Words from Dic(tionary)

dictionary with letter A

Adverb: (n) a word or phrase that modifies or qualifies an adjective, verb, or other adverb: e.g. gently, quite, then, there

They do more than THAT.

That definition confirms that “adverb” has a really bad agent.

Because adverbs do more than explain or modify–they also put energy and action into words that would just lay there on the paper like somebody spilled ink.

“I went to the game.”

“I went joyously to the game.”

See the difference?

Without adverbs, we start acting like we’re old people. Yes, adverbs are for YOUNG people. They put some oom-pah into the polka band. They put more cowbell into the rock song. They even bring in the tympani twenty measures too soon because they’re so doggone excited about getting the drums in there.

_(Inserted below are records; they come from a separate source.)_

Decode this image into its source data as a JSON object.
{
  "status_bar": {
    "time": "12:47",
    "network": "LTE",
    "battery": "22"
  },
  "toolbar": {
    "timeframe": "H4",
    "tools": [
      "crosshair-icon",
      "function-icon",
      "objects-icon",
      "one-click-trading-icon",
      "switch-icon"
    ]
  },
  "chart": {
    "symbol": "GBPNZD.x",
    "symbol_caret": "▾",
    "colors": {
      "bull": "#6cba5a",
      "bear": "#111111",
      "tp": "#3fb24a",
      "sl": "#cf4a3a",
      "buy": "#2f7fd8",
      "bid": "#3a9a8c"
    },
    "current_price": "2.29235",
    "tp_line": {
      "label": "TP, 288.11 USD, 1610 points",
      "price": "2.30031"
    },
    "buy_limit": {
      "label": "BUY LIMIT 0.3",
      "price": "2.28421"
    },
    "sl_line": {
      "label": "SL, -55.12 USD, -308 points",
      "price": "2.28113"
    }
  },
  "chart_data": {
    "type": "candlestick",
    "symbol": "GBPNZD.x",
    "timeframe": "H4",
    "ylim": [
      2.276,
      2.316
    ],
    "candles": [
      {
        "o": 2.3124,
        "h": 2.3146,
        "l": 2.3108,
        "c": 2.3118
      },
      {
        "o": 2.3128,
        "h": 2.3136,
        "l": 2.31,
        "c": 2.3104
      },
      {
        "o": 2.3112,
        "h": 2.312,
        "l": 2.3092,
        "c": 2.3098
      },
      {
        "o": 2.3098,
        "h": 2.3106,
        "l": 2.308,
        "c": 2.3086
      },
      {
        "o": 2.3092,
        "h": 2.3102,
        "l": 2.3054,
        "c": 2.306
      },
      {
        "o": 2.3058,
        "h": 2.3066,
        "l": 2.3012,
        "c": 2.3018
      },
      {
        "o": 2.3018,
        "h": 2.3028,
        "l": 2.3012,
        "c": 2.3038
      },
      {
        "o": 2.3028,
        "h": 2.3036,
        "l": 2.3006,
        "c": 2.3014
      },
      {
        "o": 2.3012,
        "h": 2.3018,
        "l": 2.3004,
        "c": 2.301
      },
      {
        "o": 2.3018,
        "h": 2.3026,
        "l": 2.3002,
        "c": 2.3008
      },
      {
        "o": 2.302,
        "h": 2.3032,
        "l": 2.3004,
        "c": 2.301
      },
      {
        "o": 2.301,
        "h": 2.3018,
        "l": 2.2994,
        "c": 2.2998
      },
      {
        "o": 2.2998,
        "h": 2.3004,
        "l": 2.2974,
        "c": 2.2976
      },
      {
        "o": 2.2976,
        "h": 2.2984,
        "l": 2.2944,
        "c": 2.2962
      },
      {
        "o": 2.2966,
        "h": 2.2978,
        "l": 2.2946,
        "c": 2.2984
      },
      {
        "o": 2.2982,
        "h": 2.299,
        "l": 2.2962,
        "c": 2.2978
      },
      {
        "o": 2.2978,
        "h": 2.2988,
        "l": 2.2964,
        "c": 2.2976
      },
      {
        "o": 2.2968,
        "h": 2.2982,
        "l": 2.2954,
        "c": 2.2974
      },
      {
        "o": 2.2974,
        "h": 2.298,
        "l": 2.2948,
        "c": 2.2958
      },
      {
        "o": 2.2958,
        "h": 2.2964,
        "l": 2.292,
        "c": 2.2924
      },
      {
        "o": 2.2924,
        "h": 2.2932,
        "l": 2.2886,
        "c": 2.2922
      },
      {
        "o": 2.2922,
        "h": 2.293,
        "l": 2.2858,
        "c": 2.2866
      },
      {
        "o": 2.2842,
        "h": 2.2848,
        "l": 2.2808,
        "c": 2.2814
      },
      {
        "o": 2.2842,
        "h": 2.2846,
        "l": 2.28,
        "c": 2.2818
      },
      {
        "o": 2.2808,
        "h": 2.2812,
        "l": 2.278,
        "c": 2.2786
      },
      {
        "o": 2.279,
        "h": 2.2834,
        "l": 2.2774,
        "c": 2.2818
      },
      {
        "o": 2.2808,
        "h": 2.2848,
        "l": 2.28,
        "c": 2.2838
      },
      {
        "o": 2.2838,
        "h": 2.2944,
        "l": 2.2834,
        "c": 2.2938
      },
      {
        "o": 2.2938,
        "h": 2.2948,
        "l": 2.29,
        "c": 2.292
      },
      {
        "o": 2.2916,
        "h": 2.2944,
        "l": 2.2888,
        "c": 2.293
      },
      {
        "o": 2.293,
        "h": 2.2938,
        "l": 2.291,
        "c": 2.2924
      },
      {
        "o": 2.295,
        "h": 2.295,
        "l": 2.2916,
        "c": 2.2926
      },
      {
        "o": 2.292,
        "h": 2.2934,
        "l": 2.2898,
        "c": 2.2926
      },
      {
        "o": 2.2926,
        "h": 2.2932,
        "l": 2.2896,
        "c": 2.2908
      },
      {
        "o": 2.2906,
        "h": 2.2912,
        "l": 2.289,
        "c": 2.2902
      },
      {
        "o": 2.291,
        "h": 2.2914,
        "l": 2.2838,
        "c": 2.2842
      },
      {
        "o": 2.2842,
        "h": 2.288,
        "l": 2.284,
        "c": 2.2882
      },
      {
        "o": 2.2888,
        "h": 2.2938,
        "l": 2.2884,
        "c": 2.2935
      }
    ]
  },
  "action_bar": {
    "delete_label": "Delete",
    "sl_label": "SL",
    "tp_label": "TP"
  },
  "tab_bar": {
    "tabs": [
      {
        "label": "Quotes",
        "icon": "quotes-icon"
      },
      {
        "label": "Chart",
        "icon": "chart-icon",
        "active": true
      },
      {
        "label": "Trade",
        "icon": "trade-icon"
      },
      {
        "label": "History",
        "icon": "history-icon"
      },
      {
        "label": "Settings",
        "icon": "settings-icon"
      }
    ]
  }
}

  • Adverbs tell us that we’re writing instead of just reporting.
  • Adverbs tell us that things are done vigorously instead of just done.
  • Adverbs follow a verbal explanation with a visual punctuation.

They make us believe that human life was meant to be lived out loud and excited instead of droned or whispered in embarrassment.

As you can tell, I like¬†adverbs. I even like unusual adverbs, such as “swimmingly.” (Granted, it shouldn’t be used very often and certainly never as a pun, to describe a Red Cross Lifeguard class.) But at the right moment, it’s tremendous, like all adverbs.

So stop looking at them as danglers.

And please, do the English language a favor and recognize them … as the enhancers they were intended to be.